conflicts among the different heterogeneous communities and insurgencies have
destroyed hundreds of villages, killed many people and made many homeless and
orphans. Many of them are internally displaced, may took the risk to migrate
with friends and relatives; and ended up in mega cities like Delhi, Kolkata,
Mumbai and Bangalore.
Furthermore, north-eastern states having small and big rivers
are ravaged by floods and water logging from time to time. Due to inundation of
large areas, there are lots of problem relating to transpiration and
communication resulting in absence of source of income. Hence, eligible and
qualified students without any job opportunities at home are forced to move out
to greener pastures. There is lack of modern facilities like electricity and
In order to reduce migration from the north east to the other

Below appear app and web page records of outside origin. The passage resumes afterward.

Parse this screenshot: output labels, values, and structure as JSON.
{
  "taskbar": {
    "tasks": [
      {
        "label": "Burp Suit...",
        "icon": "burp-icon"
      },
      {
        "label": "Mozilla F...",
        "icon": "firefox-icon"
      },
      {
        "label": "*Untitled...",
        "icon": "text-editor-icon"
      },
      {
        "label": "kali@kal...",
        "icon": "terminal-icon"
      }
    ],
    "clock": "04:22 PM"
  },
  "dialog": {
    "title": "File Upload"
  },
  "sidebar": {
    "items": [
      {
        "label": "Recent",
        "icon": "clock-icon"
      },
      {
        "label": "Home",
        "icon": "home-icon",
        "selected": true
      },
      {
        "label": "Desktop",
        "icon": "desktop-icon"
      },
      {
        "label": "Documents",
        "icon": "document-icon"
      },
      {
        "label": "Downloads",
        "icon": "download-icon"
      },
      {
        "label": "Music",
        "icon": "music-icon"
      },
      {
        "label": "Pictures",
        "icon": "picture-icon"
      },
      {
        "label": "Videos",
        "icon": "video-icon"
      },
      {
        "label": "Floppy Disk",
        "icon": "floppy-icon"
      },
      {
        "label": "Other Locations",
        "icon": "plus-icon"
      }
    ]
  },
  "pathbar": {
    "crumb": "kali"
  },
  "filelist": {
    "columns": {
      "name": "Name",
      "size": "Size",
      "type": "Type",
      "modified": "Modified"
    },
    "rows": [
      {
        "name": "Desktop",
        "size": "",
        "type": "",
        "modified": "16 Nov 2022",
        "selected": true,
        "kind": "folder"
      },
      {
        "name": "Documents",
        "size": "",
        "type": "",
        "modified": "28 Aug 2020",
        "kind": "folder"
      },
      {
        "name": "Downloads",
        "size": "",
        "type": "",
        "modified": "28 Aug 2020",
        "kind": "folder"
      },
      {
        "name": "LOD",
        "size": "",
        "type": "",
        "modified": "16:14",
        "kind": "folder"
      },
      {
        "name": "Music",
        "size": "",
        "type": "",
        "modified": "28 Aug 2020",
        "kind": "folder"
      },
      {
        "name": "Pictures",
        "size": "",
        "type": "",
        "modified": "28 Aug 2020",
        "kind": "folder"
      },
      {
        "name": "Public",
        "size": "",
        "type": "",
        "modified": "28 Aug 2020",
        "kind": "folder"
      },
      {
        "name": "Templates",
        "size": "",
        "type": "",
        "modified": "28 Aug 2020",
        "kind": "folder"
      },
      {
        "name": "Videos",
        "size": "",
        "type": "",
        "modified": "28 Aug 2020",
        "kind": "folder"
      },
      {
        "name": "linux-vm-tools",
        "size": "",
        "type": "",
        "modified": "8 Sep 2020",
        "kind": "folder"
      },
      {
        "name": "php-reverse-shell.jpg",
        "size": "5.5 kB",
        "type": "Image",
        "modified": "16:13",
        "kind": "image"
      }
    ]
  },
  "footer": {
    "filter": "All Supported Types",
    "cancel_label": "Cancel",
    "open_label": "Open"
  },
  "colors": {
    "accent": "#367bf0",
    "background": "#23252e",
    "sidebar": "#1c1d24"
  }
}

parts of the country, three has to be a paradigm shift in the educational system
entirely. The focus should be on industry training, quality over quantity,
research and encouraging entrepreneurial mindset like what is practiced in
advanced states (industry oriented). Companies can also come forward to equip
the technical and non-technical institutions under CSR initiative to increase
the employability rate.
The presence of institutional problems creates a need for a
strategy to promote community based collaterals for the effective credit
delivery system to take advantage of the locational advantages. The region is
strategically located with access to traditional domestic market of eastern
India along with proximity to the major states in the east and adjacent
countries such as Bangladesh and Myanmar. The region is also a vantage entry
point for the South-East Asian Countries. It is for the financial institutions
to explore the opportunities, and help to create employment facilities through
their banking transactions.
SEZs may be established within the region to capture the
economic advantages, especially for tea, coffee, aromatic and medicinal plants,
and horticulture products. A strong R & D support system is a sine – qua non for
generating demand – driven technologies which are friendly to small holders. For
efficient market system, an effective supply chain model needs to be put in
place with the help of specialized institution like IIM Shillong.